SUPPLIED MATERIAL:

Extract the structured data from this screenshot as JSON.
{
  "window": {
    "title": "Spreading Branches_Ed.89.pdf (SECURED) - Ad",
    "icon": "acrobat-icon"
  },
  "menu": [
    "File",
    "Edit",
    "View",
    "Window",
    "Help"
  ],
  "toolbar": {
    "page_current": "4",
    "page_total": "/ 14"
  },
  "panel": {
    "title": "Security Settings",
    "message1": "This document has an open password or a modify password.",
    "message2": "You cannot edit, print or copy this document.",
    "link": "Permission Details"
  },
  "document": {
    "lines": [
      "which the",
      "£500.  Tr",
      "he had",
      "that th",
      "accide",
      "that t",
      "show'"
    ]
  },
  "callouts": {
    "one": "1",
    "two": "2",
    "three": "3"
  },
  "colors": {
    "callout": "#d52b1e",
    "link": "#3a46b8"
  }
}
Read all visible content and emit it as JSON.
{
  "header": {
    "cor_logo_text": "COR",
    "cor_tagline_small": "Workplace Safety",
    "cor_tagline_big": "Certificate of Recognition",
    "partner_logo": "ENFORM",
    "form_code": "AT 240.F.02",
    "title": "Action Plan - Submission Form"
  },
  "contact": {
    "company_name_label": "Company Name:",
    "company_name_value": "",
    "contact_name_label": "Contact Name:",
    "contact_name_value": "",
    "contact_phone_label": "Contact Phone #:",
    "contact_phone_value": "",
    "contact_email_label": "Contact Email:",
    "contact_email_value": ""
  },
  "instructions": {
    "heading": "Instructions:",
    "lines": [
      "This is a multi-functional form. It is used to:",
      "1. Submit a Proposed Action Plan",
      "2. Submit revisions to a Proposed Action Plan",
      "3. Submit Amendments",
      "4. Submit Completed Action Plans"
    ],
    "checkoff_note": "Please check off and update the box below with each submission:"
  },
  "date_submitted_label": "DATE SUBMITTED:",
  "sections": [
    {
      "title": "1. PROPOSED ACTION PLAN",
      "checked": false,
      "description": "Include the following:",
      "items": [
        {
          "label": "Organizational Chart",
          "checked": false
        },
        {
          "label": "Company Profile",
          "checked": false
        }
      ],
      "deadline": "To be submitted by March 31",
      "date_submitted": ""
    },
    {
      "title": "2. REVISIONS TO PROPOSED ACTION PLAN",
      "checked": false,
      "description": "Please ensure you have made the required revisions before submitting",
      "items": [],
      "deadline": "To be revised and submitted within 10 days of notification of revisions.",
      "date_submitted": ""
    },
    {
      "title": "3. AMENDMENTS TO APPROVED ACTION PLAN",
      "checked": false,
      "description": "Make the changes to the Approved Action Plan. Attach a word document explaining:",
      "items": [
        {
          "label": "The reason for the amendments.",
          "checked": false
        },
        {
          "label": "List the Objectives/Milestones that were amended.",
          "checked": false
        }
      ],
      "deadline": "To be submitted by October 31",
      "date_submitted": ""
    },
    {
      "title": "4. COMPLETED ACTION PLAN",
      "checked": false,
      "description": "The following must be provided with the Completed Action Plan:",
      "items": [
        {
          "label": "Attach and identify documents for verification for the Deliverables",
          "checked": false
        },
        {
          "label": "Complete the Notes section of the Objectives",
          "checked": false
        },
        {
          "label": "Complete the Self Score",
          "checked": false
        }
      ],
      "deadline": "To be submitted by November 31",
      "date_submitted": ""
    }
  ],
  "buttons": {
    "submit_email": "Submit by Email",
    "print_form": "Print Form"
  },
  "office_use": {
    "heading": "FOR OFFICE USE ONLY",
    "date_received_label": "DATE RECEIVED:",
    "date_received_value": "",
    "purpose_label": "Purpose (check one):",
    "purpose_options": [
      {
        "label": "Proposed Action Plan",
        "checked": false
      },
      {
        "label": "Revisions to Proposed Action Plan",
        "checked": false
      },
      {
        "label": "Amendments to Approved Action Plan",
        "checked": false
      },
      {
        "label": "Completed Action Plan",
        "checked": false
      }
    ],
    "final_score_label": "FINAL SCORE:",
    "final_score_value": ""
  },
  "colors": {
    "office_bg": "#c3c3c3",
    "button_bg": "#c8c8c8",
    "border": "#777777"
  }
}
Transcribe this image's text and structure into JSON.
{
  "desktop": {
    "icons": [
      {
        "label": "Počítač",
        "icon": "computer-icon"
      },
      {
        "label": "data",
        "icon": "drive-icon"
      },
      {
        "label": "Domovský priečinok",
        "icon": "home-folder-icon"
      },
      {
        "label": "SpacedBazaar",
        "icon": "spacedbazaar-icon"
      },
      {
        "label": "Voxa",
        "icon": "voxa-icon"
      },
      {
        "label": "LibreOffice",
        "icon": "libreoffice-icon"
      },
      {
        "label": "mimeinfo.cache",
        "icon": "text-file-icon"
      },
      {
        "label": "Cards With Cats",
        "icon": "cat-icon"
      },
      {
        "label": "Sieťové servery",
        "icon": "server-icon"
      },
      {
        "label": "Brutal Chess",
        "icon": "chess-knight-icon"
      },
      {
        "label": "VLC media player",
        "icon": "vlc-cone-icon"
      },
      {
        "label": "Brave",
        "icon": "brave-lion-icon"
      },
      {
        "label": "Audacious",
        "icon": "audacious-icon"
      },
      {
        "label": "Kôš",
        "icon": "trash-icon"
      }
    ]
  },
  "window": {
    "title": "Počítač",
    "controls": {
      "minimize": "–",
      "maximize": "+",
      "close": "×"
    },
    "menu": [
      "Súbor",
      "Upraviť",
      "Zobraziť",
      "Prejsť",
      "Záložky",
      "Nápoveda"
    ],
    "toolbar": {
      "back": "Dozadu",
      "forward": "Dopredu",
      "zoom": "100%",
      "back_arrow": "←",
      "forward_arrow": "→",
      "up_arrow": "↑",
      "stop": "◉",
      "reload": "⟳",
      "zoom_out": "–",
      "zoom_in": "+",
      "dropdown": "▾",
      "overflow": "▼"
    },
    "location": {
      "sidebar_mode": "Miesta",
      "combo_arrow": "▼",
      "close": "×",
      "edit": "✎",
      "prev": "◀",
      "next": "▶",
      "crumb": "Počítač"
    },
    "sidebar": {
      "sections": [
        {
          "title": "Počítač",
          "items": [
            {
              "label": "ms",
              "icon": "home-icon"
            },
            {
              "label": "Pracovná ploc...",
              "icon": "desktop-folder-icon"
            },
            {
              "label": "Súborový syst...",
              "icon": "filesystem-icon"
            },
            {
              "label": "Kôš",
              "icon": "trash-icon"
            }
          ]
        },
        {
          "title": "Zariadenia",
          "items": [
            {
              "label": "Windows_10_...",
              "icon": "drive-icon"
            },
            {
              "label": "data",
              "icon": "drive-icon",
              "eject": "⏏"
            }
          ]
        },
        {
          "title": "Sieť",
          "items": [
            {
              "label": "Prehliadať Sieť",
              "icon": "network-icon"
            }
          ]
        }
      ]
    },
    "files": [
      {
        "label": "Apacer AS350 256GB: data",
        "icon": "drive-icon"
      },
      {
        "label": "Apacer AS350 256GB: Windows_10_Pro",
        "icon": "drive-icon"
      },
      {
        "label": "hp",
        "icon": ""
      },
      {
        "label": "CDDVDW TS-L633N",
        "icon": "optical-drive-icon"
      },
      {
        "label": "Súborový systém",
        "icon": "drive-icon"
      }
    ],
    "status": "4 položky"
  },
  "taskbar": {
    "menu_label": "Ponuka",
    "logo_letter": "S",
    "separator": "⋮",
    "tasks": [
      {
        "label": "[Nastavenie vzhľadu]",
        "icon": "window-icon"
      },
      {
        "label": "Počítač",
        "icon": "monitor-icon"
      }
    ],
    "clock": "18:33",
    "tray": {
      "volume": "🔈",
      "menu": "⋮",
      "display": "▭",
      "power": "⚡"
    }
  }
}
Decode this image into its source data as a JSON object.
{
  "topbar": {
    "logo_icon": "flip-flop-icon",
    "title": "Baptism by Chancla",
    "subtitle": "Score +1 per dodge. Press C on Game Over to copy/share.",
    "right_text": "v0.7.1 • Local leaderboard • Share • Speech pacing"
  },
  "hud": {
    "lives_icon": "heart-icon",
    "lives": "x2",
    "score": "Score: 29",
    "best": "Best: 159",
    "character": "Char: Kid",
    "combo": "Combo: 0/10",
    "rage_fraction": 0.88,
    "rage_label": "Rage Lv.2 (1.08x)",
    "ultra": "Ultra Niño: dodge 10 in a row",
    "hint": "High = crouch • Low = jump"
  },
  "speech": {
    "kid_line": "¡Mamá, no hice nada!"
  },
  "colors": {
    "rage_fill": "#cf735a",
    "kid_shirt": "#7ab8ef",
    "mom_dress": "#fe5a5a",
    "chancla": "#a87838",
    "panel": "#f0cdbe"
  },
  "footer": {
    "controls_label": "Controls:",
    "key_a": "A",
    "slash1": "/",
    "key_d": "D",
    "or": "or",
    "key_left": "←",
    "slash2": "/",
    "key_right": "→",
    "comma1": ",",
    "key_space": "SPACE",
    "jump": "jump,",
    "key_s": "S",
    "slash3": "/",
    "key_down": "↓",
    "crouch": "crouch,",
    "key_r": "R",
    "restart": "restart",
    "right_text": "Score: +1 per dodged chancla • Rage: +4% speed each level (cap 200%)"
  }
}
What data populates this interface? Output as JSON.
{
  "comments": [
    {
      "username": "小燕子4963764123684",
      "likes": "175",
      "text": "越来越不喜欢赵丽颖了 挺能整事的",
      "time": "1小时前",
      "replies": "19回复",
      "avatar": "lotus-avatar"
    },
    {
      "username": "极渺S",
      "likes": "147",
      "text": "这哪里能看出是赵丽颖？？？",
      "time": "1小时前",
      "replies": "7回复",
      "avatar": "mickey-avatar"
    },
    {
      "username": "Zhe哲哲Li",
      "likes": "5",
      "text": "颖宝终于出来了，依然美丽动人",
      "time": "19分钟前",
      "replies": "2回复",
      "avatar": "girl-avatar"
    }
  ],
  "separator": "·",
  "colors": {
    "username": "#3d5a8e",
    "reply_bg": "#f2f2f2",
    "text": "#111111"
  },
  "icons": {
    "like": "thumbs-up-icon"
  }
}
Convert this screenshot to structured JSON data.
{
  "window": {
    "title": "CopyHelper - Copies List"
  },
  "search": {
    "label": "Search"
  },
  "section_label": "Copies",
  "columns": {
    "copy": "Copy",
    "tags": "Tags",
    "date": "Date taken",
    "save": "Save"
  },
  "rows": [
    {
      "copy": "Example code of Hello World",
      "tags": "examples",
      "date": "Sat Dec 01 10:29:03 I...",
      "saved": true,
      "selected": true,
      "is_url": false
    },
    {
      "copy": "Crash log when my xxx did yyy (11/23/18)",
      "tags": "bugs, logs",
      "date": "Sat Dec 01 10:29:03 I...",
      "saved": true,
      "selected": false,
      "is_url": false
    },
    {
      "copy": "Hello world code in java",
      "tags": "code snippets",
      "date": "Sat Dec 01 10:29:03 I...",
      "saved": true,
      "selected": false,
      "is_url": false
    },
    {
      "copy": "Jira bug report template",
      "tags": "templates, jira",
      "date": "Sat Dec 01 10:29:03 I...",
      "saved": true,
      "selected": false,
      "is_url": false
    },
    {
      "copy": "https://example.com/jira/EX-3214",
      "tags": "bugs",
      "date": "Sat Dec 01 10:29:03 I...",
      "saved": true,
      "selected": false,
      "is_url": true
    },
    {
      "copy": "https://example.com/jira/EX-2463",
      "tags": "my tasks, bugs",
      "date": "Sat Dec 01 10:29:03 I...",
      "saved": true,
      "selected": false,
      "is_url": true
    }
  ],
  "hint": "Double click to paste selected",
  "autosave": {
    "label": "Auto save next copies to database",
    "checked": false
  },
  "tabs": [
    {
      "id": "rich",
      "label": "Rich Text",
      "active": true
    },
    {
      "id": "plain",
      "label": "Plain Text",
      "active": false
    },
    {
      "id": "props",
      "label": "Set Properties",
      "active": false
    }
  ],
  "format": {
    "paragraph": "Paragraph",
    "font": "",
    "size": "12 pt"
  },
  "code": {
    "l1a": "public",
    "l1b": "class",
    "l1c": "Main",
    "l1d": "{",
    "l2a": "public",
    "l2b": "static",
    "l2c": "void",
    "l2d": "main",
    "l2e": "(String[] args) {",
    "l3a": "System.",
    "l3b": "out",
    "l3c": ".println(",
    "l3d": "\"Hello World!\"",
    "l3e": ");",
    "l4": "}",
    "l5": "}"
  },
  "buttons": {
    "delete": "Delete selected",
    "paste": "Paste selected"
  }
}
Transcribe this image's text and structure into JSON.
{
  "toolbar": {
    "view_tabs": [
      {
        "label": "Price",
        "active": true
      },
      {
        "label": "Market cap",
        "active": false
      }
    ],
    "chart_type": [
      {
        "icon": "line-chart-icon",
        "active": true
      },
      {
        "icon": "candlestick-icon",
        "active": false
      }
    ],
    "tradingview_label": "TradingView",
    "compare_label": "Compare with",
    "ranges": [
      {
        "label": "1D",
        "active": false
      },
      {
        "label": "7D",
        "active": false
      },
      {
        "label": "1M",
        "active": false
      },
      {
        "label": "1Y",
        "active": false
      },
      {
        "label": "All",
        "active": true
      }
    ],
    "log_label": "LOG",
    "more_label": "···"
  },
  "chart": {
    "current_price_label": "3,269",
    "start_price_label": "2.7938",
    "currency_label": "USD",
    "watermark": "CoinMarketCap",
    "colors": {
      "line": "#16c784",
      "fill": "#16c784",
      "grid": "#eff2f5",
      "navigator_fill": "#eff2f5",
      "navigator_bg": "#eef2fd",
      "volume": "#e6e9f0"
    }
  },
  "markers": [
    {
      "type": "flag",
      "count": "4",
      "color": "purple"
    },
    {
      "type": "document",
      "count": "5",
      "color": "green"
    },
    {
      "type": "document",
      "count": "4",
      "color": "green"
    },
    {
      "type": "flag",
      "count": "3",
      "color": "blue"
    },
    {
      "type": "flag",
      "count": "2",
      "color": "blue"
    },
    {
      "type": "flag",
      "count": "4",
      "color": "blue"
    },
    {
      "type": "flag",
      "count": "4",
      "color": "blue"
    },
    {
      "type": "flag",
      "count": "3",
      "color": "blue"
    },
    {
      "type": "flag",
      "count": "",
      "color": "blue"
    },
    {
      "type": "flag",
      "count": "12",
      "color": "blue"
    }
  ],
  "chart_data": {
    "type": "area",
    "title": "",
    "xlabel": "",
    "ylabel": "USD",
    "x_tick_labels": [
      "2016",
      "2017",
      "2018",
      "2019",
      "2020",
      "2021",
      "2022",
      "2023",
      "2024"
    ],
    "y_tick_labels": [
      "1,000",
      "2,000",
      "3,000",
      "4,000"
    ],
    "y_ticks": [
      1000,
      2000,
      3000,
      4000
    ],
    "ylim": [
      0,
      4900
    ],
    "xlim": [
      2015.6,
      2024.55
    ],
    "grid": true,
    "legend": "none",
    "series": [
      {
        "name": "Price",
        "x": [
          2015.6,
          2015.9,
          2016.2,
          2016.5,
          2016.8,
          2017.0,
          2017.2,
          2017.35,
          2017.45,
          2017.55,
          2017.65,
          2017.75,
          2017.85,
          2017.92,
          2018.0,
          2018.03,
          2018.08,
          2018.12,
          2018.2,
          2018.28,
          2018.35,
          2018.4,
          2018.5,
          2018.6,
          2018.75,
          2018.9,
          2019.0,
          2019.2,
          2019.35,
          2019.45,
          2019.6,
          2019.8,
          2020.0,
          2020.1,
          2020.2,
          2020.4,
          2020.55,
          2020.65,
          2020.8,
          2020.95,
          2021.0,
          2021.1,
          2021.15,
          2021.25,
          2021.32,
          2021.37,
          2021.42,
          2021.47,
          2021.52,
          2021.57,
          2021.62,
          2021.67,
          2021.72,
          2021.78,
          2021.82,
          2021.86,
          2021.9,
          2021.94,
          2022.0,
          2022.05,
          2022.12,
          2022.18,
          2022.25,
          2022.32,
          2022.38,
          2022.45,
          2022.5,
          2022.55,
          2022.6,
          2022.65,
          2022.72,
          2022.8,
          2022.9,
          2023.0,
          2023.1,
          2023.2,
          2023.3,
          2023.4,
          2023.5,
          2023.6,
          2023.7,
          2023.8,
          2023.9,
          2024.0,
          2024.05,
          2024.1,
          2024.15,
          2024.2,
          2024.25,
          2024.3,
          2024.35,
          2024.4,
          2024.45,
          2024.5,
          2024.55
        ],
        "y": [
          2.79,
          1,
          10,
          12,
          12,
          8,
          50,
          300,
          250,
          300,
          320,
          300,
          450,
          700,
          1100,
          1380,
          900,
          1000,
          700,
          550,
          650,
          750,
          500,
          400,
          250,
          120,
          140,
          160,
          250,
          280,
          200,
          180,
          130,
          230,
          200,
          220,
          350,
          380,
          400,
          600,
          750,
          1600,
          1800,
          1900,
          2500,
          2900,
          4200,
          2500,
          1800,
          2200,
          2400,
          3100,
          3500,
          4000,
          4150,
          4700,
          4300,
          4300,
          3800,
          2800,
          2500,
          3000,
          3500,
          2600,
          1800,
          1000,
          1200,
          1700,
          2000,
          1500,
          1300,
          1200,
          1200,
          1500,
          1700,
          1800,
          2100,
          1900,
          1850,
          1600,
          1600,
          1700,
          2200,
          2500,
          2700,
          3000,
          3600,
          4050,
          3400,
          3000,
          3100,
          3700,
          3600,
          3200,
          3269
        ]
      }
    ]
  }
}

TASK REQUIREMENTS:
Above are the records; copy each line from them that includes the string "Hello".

THE COMPLETED TASK:
      "copy": "Example code of Hello World",
      "copy": "Hello world code in java",
    "l3d": "\"Hello World!\"",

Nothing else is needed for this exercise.